It is incomprehensible that either of our Senators could have the slightest doubt about continuing the current subsidy practices. If subsidies for American Cotton are in this bill, the President will have to veto it. This may be the first time that he is more correct than Congress. Allowing cotton subsidies to continue will open up major international trade problems and the costs could be $Billions. But I have written about this recently.
The Chronicle's quote from Dennis Cardoza (D-CA 18)is typical of the political BS the Democrats use to try and hold on to farm country seats.
"The traditional support that Republicans and this president receive from farm country is evaporating rapidly," said Cardoza, who secured new money to research and market fruits and vegetables. "They're more concerned about foreign corporations dodging American taxes than they were for real hardworking, salt-of-the earth people plowing the fields in the Midwest."I am not sure what he means.
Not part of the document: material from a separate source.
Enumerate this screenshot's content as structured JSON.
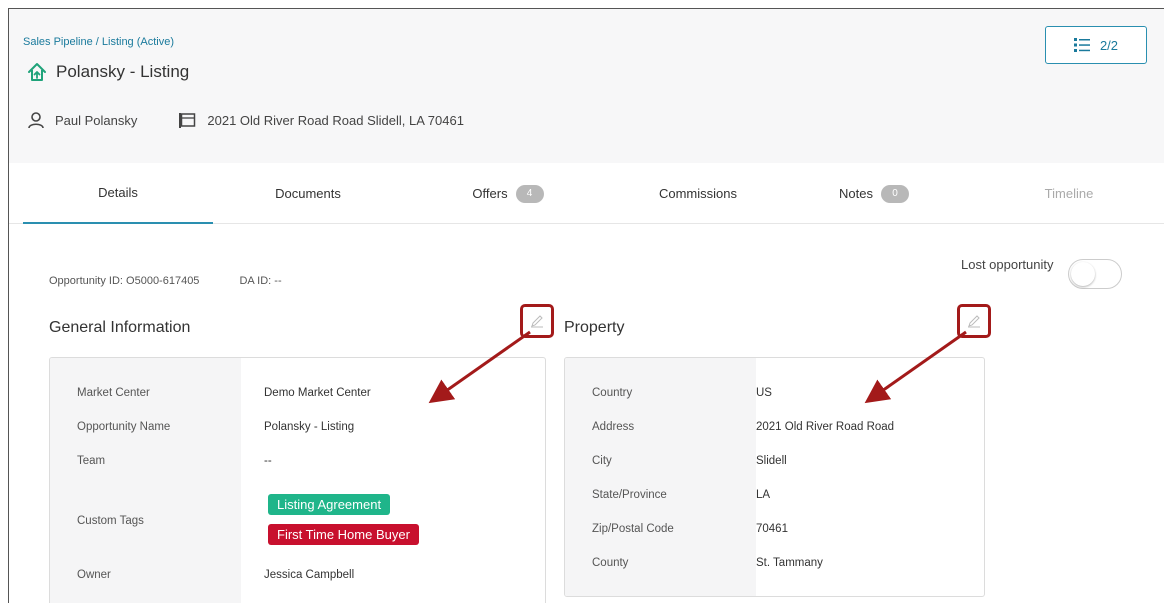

When a majority of cotton subsidies go to less than 10% of all cotton farmers, something is amiss. The current system is set up for big business agriculture and gentleman farmers with a penthouse in the city. It dodes not go to those "real hardworking, salt-of-the earth people plowing the fields in the Midwest."
The minimum acceptable change in the subsidy structure is for the Senate to accept the Dorgan-Grassley limits on subsidy payment.
There is a natural affinity between the ecological and grassroots democracy goals of the Green Party and the needs of small farmers and rural communities. In California, Green Party efforts backed Restore the Delta as this non-profit brought fishing, farming and environmental interests together to try and preserve this hub of California's water supply.
Maybe this congress will muddle through with a barely acceptable bill, one with Dorgan-Grassley. But it will still favor everything that is big: farms, agri-business, transportation costs, energy use. Fundamental change will happen when the farmers and Greens align their efforts for a food policy that prioritizes a sustainable economy that benefits the health of our citizens, our land, and our farmers.
Lockhead does us a favor at the end of her Chronicle Story. She allows Wisconsin Representative Ron Kind to get in a few last words.
What subsidy supporters cannot explain, Kind argued, "is why we have a farm bill where 70 percent of the people in production agriculture get nothing ... including the specialty crop producers. And they're not going bankrupt. They're not being driven out of business. So the question is, why do these five main grain crops deserve so much of the subsidies and so much of the money, when it's concentrated in so few hands? That's the great story in all this."Kind had an amendment to this bill and it was killed by Pelosi playing power calculus with farm country votes. The only Californian to side with Kind was Oakland's Barbara Lee. She got it right, again.